HC Deb 15 May 1868 vol 192 cc342-3

said, he wished to ask the Secretary to the Treasury, If it is true that while the sum provided in the Estimates for the three Mail Services from Southampton and Queenstown to New York is £30,000, the Inman Company alone has earned during the first three months of 1868 at the rate of £22,000 per annum; that the steamers of that Company have in that period carried a greater weight of letters to America than those of the Cunard Company, subsidized at the rate of £80,000 per annum; and, that a special messenger has been sent to Washington by the British Post Office Authorities at the public expense to endeavour to negotiate a treaty fur mails to be carried from Liverpool alone without waiting for the result of the present trial services?

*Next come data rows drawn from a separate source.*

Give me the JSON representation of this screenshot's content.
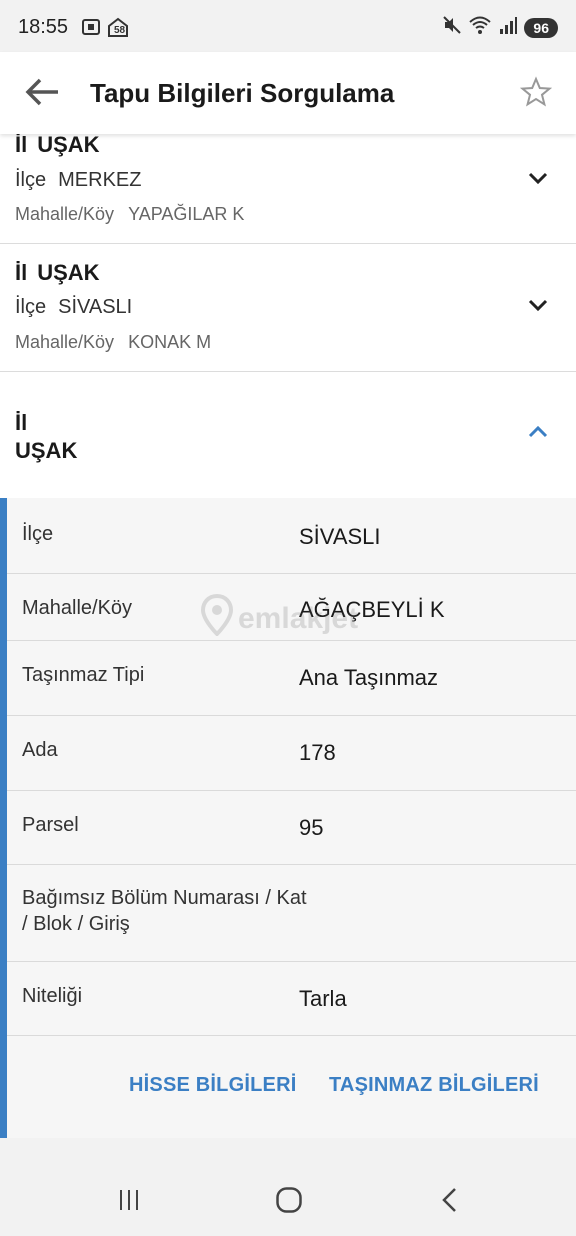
{
  "status_bar": {
    "time": "18:55",
    "notification_badge": "58",
    "battery": "96",
    "icons": [
      "screenshot-icon",
      "home-notification-icon",
      "mute-icon",
      "wifi-icon",
      "signal-icon"
    ]
  },
  "app_bar": {
    "title": "Tapu Bilgileri Sorgulama",
    "back_icon": "arrow-left-icon",
    "favorite_icon": "star-outline-icon"
  },
  "colors": {
    "accent": "#3b7fc4",
    "background": "#f2f2f2",
    "detail_background": "#f6f6f6"
  },
  "records": [
    {
      "il_label": "İl",
      "il_value": "UŞAK",
      "ilce_label": "İlçe",
      "ilce_value": "MERKEZ",
      "mahalle_label": "Mahalle/Köy",
      "mahalle_value": "YAPAĞILAR K",
      "expanded": false
    },
    {
      "il_label": "İl",
      "il_value": "UŞAK",
      "ilce_label": "İlçe",
      "ilce_value": "SİVASLI",
      "mahalle_label": "Mahalle/Köy",
      "mahalle_value": "KONAK M",
      "expanded": false
    }
  ],
  "expanded_record": {
    "il_label": "İl",
    "il_value": "UŞAK",
    "expanded": true,
    "details": [
      {
        "label": "İlçe",
        "value": "SİVASLI"
      },
      {
        "label": "Mahalle/Köy",
        "value": "AĞAÇBEYLİ K"
      },
      {
        "label": "Taşınmaz Tipi",
        "value": "Ana Taşınmaz"
      },
      {
        "label": "Ada",
        "value": "178"
      },
      {
        "label": "Parsel",
        "value": "95"
      },
      {
        "label": "Bağımsız Bölüm Numarası / Kat / Blok / Giriş",
        "value": ""
      },
      {
        "label": "Niteliği",
        "value": "Tarla"
      }
    ],
    "actions": {
      "hisse": "HİSSE BİLGİLERİ",
      "tasinmaz": "TAŞINMAZ BİLGİLERİ"
    }
  },
  "watermark": "emlakjet",
  "nav_bar": {
    "icons": [
      "recent-apps-icon",
      "home-icon",
      "back-icon"
    ]
  }
}
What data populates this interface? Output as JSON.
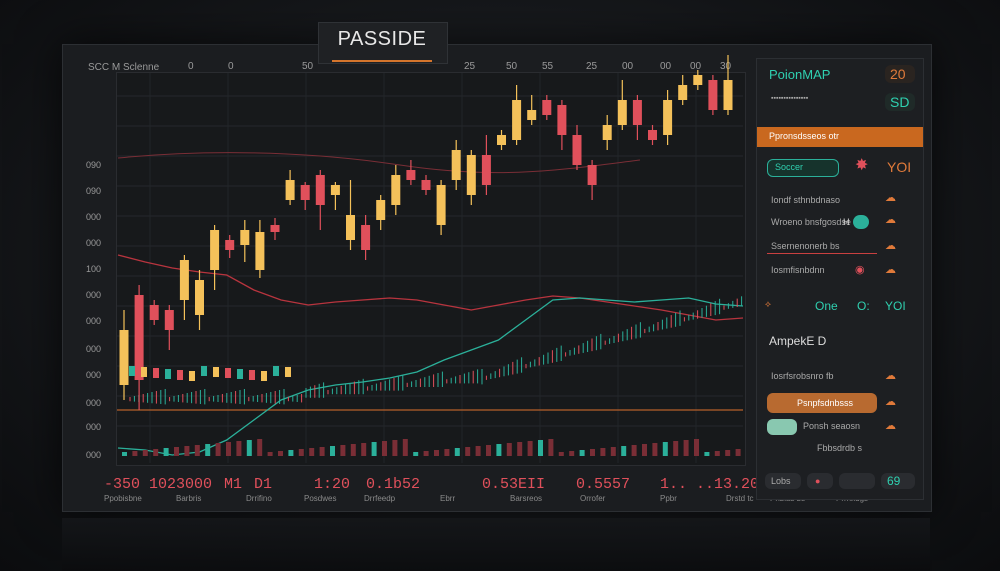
{
  "header": {
    "title": "PASSIDE"
  },
  "chart": {
    "corner_label": "SCC M Sclenne",
    "top_ticks": [
      "0",
      "0",
      "50",
      "25",
      "50",
      "55",
      "25",
      "00",
      "00",
      "00",
      "30"
    ],
    "y_ticks": [
      "090",
      "090",
      "000",
      "000",
      "100",
      "000",
      "000",
      "000",
      "000",
      "000",
      "000",
      "000"
    ],
    "bottom_values": [
      "-350 102",
      "3000",
      "M1",
      "D1",
      "1:20",
      "0.1b52",
      "0.53EII",
      "0.5557",
      "1.. ..13.20"
    ],
    "bottom_labels": [
      "Ppobisbne",
      "Barbris",
      "Drrifino",
      "Posdwes",
      "Drrfeedp",
      "Ebrr",
      "Barsreos",
      "Orrofer",
      "Ppbr",
      "Drstd tc",
      "Pnblas bs",
      "Prrfeidgs"
    ]
  },
  "panel": {
    "header_left": "PoionMAP",
    "header_right": "20",
    "sub_right": "SD",
    "orange_bar": "Ppronsdsseos otr",
    "badge": "Soccer",
    "yoi": "YOI",
    "rows": [
      "Iondf sthnbdnaso",
      "Wroeno bnsfgosdse",
      "Ssernenonerb bs",
      "Iosmfisnbdnn"
    ],
    "ratio_right": "H",
    "one": "One",
    "ok": "O:",
    "yoi2": "YOI",
    "section": "AmpekE D",
    "rows2": [
      "Iosrfsrobsnro fb",
      "Psnpfsdnbsss",
      "Ponsh seaosn",
      "Fbbsdrdb s"
    ],
    "footer_left": "Lobs",
    "footer_right": "69"
  },
  "colors": {
    "bull": "#f4c15a",
    "bear": "#e0505b",
    "green": "#2bb09a",
    "accent": "#d4752c"
  },
  "chart_data": {
    "type": "candlestick",
    "title": "PASSIDE",
    "candles": [
      {
        "o": 385,
        "c": 330,
        "h": 400,
        "l": 310
      },
      {
        "o": 295,
        "c": 380,
        "h": 410,
        "l": 285
      },
      {
        "o": 305,
        "c": 320,
        "h": 325,
        "l": 300
      },
      {
        "o": 310,
        "c": 330,
        "h": 350,
        "l": 305
      },
      {
        "o": 300,
        "c": 260,
        "h": 320,
        "l": 255
      },
      {
        "o": 315,
        "c": 280,
        "h": 330,
        "l": 270
      },
      {
        "o": 270,
        "c": 230,
        "h": 290,
        "l": 225
      },
      {
        "o": 240,
        "c": 250,
        "h": 258,
        "l": 235
      },
      {
        "o": 245,
        "c": 230,
        "h": 262,
        "l": 220
      },
      {
        "o": 270,
        "c": 232,
        "h": 278,
        "l": 220
      },
      {
        "o": 225,
        "c": 232,
        "h": 240,
        "l": 218
      },
      {
        "o": 200,
        "c": 180,
        "h": 205,
        "l": 170
      },
      {
        "o": 185,
        "c": 200,
        "h": 210,
        "l": 182
      },
      {
        "o": 175,
        "c": 205,
        "h": 230,
        "l": 170
      },
      {
        "o": 195,
        "c": 185,
        "h": 210,
        "l": 182
      },
      {
        "o": 240,
        "c": 215,
        "h": 250,
        "l": 180
      },
      {
        "o": 225,
        "c": 250,
        "h": 260,
        "l": 215
      },
      {
        "o": 220,
        "c": 200,
        "h": 230,
        "l": 195
      },
      {
        "o": 205,
        "c": 175,
        "h": 215,
        "l": 165
      },
      {
        "o": 170,
        "c": 180,
        "h": 185,
        "l": 160
      },
      {
        "o": 180,
        "c": 190,
        "h": 195,
        "l": 175
      },
      {
        "o": 225,
        "c": 185,
        "h": 235,
        "l": 180
      },
      {
        "o": 180,
        "c": 150,
        "h": 190,
        "l": 140
      },
      {
        "o": 195,
        "c": 155,
        "h": 205,
        "l": 150
      },
      {
        "o": 155,
        "c": 185,
        "h": 195,
        "l": 135
      },
      {
        "o": 145,
        "c": 135,
        "h": 150,
        "l": 130
      },
      {
        "o": 140,
        "c": 100,
        "h": 145,
        "l": 85
      },
      {
        "o": 120,
        "c": 110,
        "h": 125,
        "l": 95
      },
      {
        "o": 100,
        "c": 115,
        "h": 120,
        "l": 95
      },
      {
        "o": 105,
        "c": 135,
        "h": 150,
        "l": 100
      },
      {
        "o": 135,
        "c": 165,
        "h": 170,
        "l": 125
      },
      {
        "o": 165,
        "c": 185,
        "h": 200,
        "l": 160
      },
      {
        "o": 140,
        "c": 125,
        "h": 150,
        "l": 115
      },
      {
        "o": 125,
        "c": 100,
        "h": 130,
        "l": 80
      },
      {
        "o": 100,
        "c": 125,
        "h": 140,
        "l": 95
      },
      {
        "o": 130,
        "c": 140,
        "h": 145,
        "l": 125
      },
      {
        "o": 135,
        "c": 100,
        "h": 145,
        "l": 90
      },
      {
        "o": 100,
        "c": 85,
        "h": 105,
        "l": 75
      },
      {
        "o": 85,
        "c": 75,
        "h": 90,
        "l": 70
      },
      {
        "o": 80,
        "c": 110,
        "h": 115,
        "l": 75
      },
      {
        "o": 110,
        "c": 80,
        "h": 115,
        "l": 55
      }
    ],
    "line_red": [
      255,
      262,
      268,
      272,
      275,
      290,
      300,
      305,
      302,
      300,
      298,
      300,
      305,
      310,
      305,
      300,
      296,
      298,
      302,
      306,
      310,
      315,
      320,
      318
    ],
    "line_green": [
      448,
      450,
      455,
      452,
      440,
      420,
      400,
      390,
      385,
      382,
      378,
      372,
      360,
      350,
      340,
      320,
      300,
      298,
      300,
      302,
      300,
      298,
      304,
      306
    ]
  }
}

, in reply, said, that the sums paid to the Inman Company for the mail service conducted between this country and New York were somewhat in excess of the sum to which the hon. Gentleman had alluded. It was not the case that the Inman Company had carried a greater weight of letters than the Cunard in the same period. The figures stood thus:—The Inman Company up to the end of March in the present year earned £6,160, and the Cunard Company, if the services performed by them were paid for at a similar rate, would have earned £7,423. The hon. Gentleman, in saying that the Cunard Company was subsidized at the rate of £80,000 a year should remember that was the sum paid for the service both ways. There should be a reduction of one-half from that sum, and a further reduction from that one-half before a comparison could be made between the remuneration paid to the Cunard and Inman Companies respectively. The hon. Gentleman was right in saying that £30,000 was the sum put down in the Estimate, and from the information he had received it will probably be sufficient for the purpose. A messenger had been sent to Washington in consequence of the approaching termination of the Postal Convention between this country and the United States. The Government regretted that it should have been necessary to send him so early in the year; but much inconvenience had resulted from contracts having been entered into so late last autumn.